◆ Work required:
Pictures stay out; everything else in the entries below is to be duplicated exactly.

◆ Given information:
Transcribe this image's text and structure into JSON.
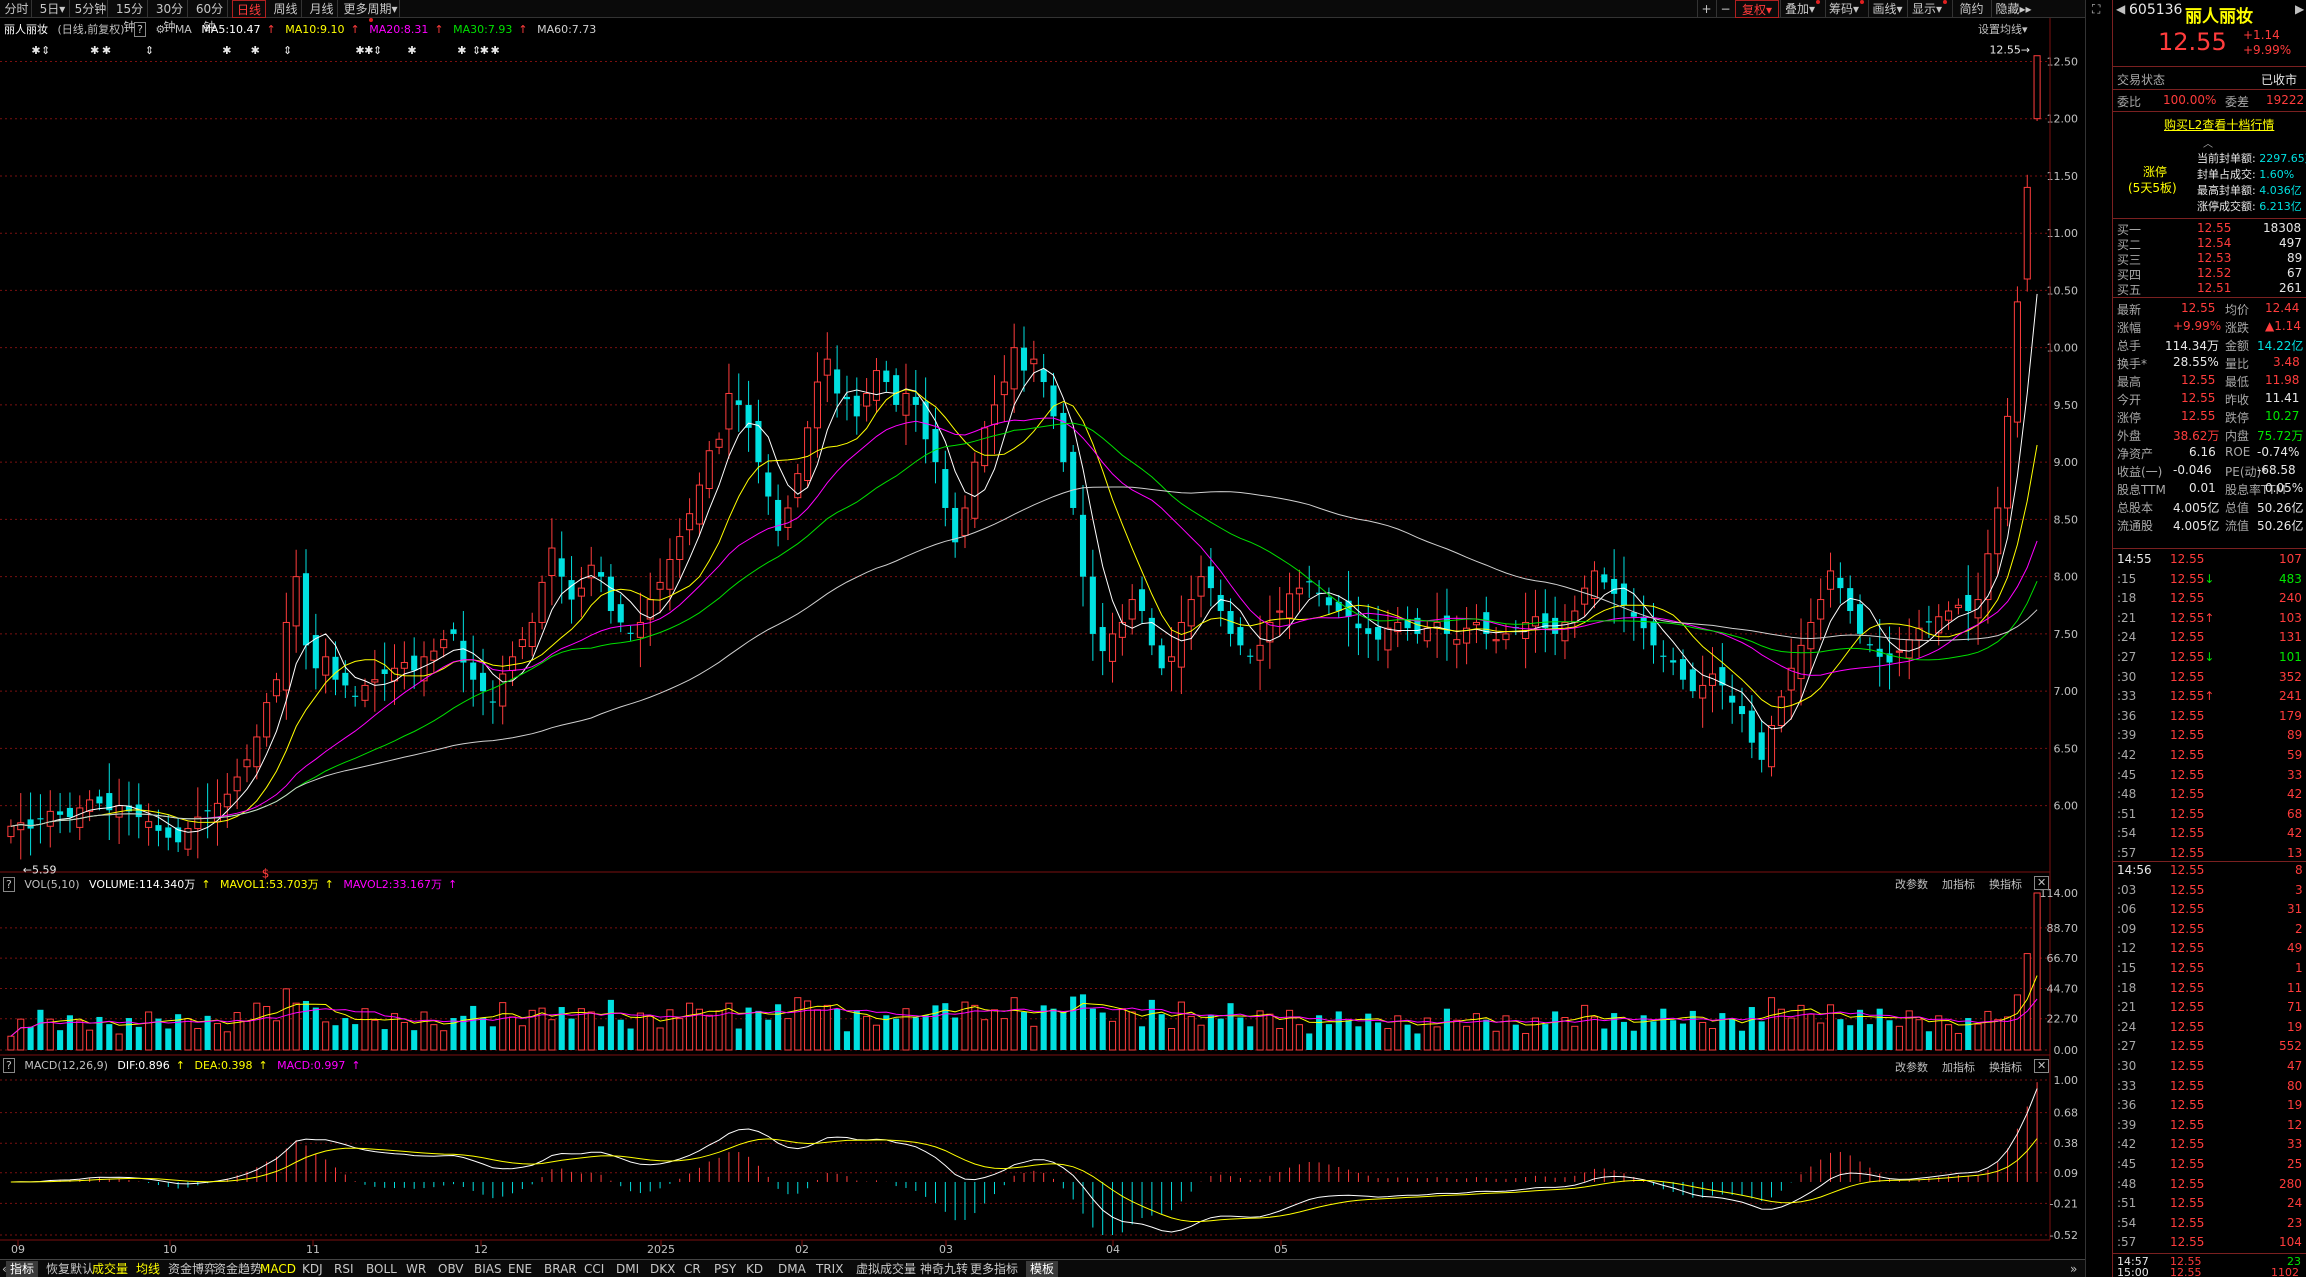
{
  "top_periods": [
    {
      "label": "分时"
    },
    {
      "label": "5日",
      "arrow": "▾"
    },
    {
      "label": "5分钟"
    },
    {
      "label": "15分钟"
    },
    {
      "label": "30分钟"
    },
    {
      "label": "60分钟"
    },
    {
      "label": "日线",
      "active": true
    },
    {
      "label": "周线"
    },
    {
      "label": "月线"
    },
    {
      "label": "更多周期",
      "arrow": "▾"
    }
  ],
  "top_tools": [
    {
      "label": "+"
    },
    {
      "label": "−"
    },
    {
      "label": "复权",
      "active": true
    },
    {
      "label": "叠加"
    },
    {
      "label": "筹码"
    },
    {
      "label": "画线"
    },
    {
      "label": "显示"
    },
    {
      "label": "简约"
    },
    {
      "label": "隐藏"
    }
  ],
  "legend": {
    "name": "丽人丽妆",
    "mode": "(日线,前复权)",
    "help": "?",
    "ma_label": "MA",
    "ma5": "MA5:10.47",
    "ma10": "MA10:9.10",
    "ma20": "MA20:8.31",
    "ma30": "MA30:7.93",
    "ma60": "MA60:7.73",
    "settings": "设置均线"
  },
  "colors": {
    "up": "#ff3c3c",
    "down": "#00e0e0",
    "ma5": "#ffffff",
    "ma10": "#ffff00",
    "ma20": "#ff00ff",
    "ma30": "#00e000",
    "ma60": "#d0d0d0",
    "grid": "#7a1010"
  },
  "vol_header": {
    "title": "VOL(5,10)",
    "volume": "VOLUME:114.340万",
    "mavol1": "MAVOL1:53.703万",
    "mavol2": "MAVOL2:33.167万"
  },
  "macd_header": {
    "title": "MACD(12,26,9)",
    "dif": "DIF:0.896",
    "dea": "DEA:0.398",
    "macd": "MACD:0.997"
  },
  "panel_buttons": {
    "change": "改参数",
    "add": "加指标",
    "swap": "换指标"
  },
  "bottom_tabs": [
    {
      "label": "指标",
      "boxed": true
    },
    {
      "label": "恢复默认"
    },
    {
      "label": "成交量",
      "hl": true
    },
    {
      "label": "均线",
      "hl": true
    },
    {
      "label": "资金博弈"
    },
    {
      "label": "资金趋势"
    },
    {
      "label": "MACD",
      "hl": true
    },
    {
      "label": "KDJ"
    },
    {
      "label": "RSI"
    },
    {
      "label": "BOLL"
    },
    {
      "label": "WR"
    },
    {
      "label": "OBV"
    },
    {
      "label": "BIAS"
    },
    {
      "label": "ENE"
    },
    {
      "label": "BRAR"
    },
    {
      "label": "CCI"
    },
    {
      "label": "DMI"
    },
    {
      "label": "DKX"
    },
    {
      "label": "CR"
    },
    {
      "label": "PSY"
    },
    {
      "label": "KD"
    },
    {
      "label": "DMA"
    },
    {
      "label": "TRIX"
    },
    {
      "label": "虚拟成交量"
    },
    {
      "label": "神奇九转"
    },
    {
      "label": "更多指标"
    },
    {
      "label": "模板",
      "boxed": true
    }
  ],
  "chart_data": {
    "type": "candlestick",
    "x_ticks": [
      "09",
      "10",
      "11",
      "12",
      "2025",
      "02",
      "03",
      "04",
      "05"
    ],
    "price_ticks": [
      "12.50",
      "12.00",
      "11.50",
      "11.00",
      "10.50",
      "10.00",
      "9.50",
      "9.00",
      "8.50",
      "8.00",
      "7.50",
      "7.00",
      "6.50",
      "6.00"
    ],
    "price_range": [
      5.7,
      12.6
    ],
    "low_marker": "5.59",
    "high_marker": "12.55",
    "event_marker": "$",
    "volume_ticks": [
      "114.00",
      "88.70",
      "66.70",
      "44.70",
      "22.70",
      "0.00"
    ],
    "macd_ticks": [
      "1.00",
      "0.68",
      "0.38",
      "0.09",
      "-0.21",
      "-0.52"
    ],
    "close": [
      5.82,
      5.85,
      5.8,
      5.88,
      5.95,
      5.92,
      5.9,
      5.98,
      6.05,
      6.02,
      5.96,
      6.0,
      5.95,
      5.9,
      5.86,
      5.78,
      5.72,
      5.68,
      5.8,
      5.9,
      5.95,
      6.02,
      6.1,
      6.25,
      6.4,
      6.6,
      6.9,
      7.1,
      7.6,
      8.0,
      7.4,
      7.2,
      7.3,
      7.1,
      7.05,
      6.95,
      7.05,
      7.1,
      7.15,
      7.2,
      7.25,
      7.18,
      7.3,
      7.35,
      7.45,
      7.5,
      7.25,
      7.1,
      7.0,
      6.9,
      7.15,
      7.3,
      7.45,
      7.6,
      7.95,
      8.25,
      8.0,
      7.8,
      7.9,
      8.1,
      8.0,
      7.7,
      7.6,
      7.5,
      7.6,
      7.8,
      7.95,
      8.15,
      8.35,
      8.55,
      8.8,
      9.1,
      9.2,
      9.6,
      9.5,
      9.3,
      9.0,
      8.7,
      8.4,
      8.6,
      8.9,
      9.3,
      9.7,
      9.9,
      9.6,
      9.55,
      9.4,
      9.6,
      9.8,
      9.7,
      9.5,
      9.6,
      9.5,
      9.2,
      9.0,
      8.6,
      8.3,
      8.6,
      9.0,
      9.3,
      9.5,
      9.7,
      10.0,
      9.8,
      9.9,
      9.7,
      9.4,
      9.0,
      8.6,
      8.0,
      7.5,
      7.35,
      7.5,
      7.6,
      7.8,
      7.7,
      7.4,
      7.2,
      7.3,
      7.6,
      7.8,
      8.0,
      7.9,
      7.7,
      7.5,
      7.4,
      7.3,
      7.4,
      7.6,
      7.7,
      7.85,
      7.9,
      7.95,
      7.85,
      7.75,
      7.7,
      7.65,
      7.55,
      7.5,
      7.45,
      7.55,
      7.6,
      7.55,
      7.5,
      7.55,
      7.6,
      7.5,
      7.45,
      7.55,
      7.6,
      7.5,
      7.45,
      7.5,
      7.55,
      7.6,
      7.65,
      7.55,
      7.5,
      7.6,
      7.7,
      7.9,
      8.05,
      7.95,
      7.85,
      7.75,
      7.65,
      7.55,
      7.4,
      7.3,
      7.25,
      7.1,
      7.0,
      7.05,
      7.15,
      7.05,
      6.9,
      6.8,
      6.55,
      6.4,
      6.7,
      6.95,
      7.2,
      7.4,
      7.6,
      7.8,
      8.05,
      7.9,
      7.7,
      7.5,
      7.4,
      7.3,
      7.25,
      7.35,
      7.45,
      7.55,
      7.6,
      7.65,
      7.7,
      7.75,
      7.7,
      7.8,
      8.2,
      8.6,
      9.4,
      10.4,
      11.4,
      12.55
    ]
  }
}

◆ Problem solution:
Transcribe this image's text and structure into JSON.
{
  "top_periods": [
    {
      "label": "分时"
    },
    {
      "label": "5日",
      "arrow": "▾"
    },
    {
      "label": "5分钟"
    },
    {
      "label": "15分钟"
    },
    {
      "label": "30分钟"
    },
    {
      "label": "60分钟"
    },
    {
      "label": "日线",
      "active": true
    },
    {
      "label": "周线"
    },
    {
      "label": "月线"
    },
    {
      "label": "更多周期",
      "arrow": "▾"
    }
  ],
  "top_tools": [
    {
      "label": "+"
    },
    {
      "label": "−"
    },
    {
      "label": "复权",
      "active": true
    },
    {
      "label": "叠加"
    },
    {
      "label": "筹码"
    },
    {
      "label": "画线"
    },
    {
      "label": "显示"
    },
    {
      "label": "简约"
    },
    {
      "label": "隐藏"
    }
  ],
  "legend": {
    "name": "丽人丽妆",
    "mode": "(日线,前复权)",
    "help": "?",
    "ma_label": "MA",
    "ma5": "MA5:10.47",
    "ma10": "MA10:9.10",
    "ma20": "MA20:8.31",
    "ma30": "MA30:7.93",
    "ma60": "MA60:7.73",
    "settings": "设置均线"
  },
  "colors": {
    "up": "#ff3c3c",
    "down": "#00e0e0",
    "ma5": "#ffffff",
    "ma10": "#ffff00",
    "ma20": "#ff00ff",
    "ma30": "#00e000",
    "ma60": "#d0d0d0",
    "grid": "#7a1010"
  },
  "vol_header": {
    "title": "VOL(5,10)",
    "volume": "VOLUME:114.340万",
    "mavol1": "MAVOL1:53.703万",
    "mavol2": "MAVOL2:33.167万"
  },
  "macd_header": {
    "title": "MACD(12,26,9)",
    "dif": "DIF:0.896",
    "dea": "DEA:0.398",
    "macd": "MACD:0.997"
  },
  "panel_buttons": {
    "change": "改参数",
    "add": "加指标",
    "swap": "换指标"
  },
  "bottom_tabs": [
    {
      "label": "指标",
      "boxed": true
    },
    {
      "label": "恢复默认"
    },
    {
      "label": "成交量",
      "hl": true
    },
    {
      "label": "均线",
      "hl": true
    },
    {
      "label": "资金博弈"
    },
    {
      "label": "资金趋势"
    },
    {
      "label": "MACD",
      "hl": true
    },
    {
      "label": "KDJ"
    },
    {
      "label": "RSI"
    },
    {
      "label": "BOLL"
    },
    {
      "label": "WR"
    },
    {
      "label": "OBV"
    },
    {
      "label": "BIAS"
    },
    {
      "label": "ENE"
    },
    {
      "label": "BRAR"
    },
    {
      "label": "CCI"
    },
    {
      "label": "DMI"
    },
    {
      "label": "DKX"
    },
    {
      "label": "CR"
    },
    {
      "label": "PSY"
    },
    {
      "label": "KD"
    },
    {
      "label": "DMA"
    },
    {
      "label": "TRIX"
    },
    {
      "label": "虚拟成交量"
    },
    {
      "label": "神奇九转"
    },
    {
      "label": "更多指标"
    },
    {
      "label": "模板",
      "boxed": true
    }
  ],
  "chart_data": {
    "type": "candlestick",
    "x_ticks": [
      "09",
      "10",
      "11",
      "12",
      "2025",
      "02",
      "03",
      "04",
      "05"
    ],
    "price_ticks": [
      "12.50",
      "12.00",
      "11.50",
      "11.00",
      "10.50",
      "10.00",
      "9.50",
      "9.00",
      "8.50",
      "8.00",
      "7.50",
      "7.00",
      "6.50",
      "6.00"
    ],
    "price_range": [
      5.7,
      12.6
    ],
    "low_marker": "5.59",
    "high_marker": "12.55",
    "event_marker": "$",
    "volume_ticks": [
      "114.00",
      "88.70",
      "66.70",
      "44.70",
      "22.70",
      "0.00"
    ],
    "macd_ticks": [
      "1.00",
      "0.68",
      "0.38",
      "0.09",
      "-0.21",
      "-0.52"
    ],
    "close": [
      5.82,
      5.85,
      5.8,
      5.88,
      5.95,
      5.92,
      5.9,
      5.98,
      6.05,
      6.02,
      5.96,
      6.0,
      5.95,
      5.9,
      5.86,
      5.78,
      5.72,
      5.68,
      5.8,
      5.9,
      5.95,
      6.02,
      6.1,
      6.25,
      6.4,
      6.6,
      6.9,
      7.1,
      7.6,
      8.0,
      7.4,
      7.2,
      7.3,
      7.1,
      7.05,
      6.95,
      7.05,
      7.1,
      7.15,
      7.2,
      7.25,
      7.18,
      7.3,
      7.35,
      7.45,
      7.5,
      7.25,
      7.1,
      7.0,
      6.9,
      7.15,
      7.3,
      7.45,
      7.6,
      7.95,
      8.25,
      8.0,
      7.8,
      7.9,
      8.1,
      8.0,
      7.7,
      7.6,
      7.5,
      7.6,
      7.8,
      7.95,
      8.15,
      8.35,
      8.55,
      8.8,
      9.1,
      9.2,
      9.6,
      9.5,
      9.3,
      9.0,
      8.7,
      8.4,
      8.6,
      8.9,
      9.3,
      9.7,
      9.9,
      9.6,
      9.55,
      9.4,
      9.6,
      9.8,
      9.7,
      9.5,
      9.6,
      9.5,
      9.2,
      9.0,
      8.6,
      8.3,
      8.6,
      9.0,
      9.3,
      9.5,
      9.7,
      10.0,
      9.8,
      9.9,
      9.7,
      9.4,
      9.0,
      8.6,
      8.0,
      7.5,
      7.35,
      7.5,
      7.6,
      7.8,
      7.7,
      7.4,
      7.2,
      7.3,
      7.6,
      7.8,
      8.0,
      7.9,
      7.7,
      7.5,
      7.4,
      7.3,
      7.4,
      7.6,
      7.7,
      7.85,
      7.9,
      7.95,
      7.85,
      7.75,
      7.7,
      7.65,
      7.55,
      7.5,
      7.45,
      7.55,
      7.6,
      7.55,
      7.5,
      7.55,
      7.6,
      7.5,
      7.45,
      7.55,
      7.6,
      7.5,
      7.45,
      7.5,
      7.55,
      7.6,
      7.65,
      7.55,
      7.5,
      7.6,
      7.7,
      7.9,
      8.05,
      7.95,
      7.85,
      7.75,
      7.65,
      7.55,
      7.4,
      7.3,
      7.25,
      7.1,
      7.0,
      7.05,
      7.15,
      7.05,
      6.9,
      6.8,
      6.55,
      6.4,
      6.7,
      6.95,
      7.2,
      7.4,
      7.6,
      7.8,
      8.05,
      7.9,
      7.7,
      7.5,
      7.4,
      7.3,
      7.25,
      7.35,
      7.45,
      7.55,
      7.6,
      7.65,
      7.7,
      7.75,
      7.7,
      7.8,
      8.2,
      8.6,
      9.4,
      10.4,
      11.4,
      12.55
    ]
  }
}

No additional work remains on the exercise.